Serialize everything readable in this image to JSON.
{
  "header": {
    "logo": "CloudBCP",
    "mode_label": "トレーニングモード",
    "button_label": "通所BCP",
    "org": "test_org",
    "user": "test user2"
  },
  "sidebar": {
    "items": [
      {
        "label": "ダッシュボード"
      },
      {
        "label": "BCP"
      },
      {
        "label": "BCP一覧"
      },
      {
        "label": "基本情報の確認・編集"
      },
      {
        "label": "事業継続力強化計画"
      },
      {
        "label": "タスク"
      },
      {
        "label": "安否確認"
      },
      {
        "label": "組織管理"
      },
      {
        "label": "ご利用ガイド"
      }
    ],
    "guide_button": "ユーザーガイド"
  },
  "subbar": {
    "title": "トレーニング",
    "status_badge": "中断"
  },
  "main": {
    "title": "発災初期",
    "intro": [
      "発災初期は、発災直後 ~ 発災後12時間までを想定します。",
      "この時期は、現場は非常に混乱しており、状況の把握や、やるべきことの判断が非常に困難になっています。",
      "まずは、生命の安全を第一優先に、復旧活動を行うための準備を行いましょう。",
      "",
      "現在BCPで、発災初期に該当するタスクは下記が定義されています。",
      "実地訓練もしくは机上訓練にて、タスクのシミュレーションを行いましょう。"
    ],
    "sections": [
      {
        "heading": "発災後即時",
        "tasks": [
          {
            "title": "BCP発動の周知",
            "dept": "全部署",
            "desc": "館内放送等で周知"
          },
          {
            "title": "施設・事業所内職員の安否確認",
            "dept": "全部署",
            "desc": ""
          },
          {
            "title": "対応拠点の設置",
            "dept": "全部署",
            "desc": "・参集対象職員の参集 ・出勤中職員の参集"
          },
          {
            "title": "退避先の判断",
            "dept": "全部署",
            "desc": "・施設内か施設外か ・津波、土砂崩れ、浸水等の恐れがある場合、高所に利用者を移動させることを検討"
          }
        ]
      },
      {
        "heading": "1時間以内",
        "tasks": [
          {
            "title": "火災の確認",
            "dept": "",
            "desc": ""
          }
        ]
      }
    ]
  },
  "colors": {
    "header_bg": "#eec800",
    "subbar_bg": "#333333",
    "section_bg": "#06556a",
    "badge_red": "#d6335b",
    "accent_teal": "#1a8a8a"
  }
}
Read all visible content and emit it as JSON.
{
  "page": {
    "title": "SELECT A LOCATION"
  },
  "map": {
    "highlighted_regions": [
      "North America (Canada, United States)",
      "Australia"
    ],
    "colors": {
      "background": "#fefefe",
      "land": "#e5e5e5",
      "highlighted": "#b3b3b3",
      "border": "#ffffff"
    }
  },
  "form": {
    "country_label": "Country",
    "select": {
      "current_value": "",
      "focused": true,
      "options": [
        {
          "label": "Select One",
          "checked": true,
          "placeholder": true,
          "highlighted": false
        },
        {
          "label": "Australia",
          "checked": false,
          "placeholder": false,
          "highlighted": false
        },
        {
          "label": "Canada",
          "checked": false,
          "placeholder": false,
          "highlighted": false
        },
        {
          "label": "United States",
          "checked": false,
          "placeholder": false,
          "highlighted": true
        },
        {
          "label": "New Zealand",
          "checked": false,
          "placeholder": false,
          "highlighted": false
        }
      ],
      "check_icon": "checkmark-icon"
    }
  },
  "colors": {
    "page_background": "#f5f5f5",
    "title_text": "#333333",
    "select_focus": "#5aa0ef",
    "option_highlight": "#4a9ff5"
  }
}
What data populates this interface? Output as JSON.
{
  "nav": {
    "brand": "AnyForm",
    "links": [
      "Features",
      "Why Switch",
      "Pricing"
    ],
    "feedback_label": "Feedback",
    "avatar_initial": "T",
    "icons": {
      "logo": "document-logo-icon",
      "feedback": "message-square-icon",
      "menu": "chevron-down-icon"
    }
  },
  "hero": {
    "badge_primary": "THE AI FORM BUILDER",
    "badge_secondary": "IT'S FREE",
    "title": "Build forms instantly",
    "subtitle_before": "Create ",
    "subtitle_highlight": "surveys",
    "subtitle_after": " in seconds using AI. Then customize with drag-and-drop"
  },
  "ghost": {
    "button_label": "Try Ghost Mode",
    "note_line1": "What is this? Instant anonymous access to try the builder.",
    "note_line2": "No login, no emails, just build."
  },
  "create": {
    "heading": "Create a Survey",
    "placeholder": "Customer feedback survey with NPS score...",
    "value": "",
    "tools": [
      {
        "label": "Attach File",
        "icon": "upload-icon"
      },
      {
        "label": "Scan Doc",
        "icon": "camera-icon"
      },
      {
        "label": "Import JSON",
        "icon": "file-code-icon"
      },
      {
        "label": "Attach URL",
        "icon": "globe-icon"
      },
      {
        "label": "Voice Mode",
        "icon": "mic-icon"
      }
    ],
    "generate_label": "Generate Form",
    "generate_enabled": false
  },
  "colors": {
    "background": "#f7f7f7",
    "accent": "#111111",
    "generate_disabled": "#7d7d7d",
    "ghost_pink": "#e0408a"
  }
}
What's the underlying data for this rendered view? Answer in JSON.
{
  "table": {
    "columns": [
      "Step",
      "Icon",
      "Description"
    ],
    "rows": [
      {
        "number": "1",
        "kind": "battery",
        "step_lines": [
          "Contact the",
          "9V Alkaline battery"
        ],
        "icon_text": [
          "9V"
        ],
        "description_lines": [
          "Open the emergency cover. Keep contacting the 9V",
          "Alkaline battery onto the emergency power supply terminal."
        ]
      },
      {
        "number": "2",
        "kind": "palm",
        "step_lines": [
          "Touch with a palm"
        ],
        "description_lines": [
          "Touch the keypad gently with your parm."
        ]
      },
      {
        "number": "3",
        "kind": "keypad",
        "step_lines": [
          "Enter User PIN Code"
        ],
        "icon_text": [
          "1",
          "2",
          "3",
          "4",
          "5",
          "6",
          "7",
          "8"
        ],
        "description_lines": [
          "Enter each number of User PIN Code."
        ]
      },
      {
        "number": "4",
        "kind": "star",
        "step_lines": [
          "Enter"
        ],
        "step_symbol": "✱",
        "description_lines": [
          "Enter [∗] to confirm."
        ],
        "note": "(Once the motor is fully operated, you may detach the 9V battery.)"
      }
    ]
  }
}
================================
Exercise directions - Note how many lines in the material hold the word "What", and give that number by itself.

Result for this task - 3